And that is why it is so important that David, confronted by Nathan, finally confesses his sin, finally admits his crime, and turns again to trying to be the kind of king God needs for the City of Peace. Violence begets violence; corruption breeds corruption; sin creates a cycle of sin – and the only way to interrupt that cycle is for God to break in with truth through Nathan, and lead David to confession and restoration. The consequences of David’s betrayal won’t go away overnight – it will take generations to work out all the trouble David started – but with David’s confession at least the healing can begin. That is what is needed to build up the City of Peace.

And that is the part of the story that speaks to us today. What we can learn from this ancient political soap opera is that it is God’s will to build up the City of Peace, the beloved community of right-relationships for mutual well-being, in which all people, of whatever ethnicity or race or orientation or religious persuasion will have a place and a role and a value. And because we belong to Jesus, and Jesus is the heir of David, that means we are inheritors of the kingdom, and it is God’s mission for us to build up the City of Peace every bit as much as it was God’s mission for David. And that means we, like David, must confess the sins committed against the beloved community, and open ourselves to repentance and changing-of-heart, so that God can interrupt the cycle of violence and bring restoration to us.

Whether that be naming the racial profiling committed by self-appointed armed “guardians” of military recruiting centers; whether that be standing up to opinions of exclusion that regard some people’s legal marriages as more “real” or more “proper” than others’; whether that be recogizing patterns of prejudice that have become so much a part of our community customs that we no longer even see them, and nobody remembers how they got started, though we can envision how they might end – in whatever ways we must, we can follow the example of David to name the sins committed against the beloved community, the sins we ourselves are part of, and we can be open to God’s truth and God’s grace to break the cycle and empower us to build up the City of Peace.

What sins against the beloved community will you witness and confront this week?
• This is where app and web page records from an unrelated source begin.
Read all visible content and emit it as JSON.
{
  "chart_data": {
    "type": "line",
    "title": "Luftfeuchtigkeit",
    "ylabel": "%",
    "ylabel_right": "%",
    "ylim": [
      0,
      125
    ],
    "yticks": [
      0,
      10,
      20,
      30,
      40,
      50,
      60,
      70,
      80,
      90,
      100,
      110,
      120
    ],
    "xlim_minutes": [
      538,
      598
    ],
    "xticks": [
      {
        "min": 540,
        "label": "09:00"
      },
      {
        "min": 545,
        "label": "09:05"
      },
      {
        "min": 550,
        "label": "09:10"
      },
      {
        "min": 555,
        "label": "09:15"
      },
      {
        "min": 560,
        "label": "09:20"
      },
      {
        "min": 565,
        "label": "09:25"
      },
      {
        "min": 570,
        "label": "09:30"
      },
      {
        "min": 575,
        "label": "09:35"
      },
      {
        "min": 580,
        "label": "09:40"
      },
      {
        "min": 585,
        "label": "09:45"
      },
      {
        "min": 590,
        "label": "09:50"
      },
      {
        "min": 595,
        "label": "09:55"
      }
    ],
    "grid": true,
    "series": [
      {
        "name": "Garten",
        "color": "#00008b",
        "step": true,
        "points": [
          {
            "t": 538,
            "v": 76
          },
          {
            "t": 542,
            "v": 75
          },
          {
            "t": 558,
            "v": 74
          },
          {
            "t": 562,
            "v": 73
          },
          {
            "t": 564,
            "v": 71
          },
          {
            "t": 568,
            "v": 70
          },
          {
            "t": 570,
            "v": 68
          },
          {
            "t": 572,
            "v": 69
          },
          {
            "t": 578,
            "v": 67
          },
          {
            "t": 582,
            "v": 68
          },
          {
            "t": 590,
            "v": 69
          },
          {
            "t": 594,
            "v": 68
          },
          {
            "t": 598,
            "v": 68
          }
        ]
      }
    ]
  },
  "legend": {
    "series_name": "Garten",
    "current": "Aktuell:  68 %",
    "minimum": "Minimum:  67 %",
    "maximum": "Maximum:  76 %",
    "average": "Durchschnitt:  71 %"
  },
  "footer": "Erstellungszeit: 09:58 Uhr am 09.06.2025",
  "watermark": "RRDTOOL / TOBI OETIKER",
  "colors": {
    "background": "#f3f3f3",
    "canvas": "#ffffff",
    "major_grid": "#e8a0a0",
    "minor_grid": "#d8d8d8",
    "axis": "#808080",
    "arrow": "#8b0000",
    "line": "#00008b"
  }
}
And what confession and transformation for Peace will you be willing to make?

May God lead us, as God led David, to speak the truth and to act in love, for our city, and in everything we do. Amen.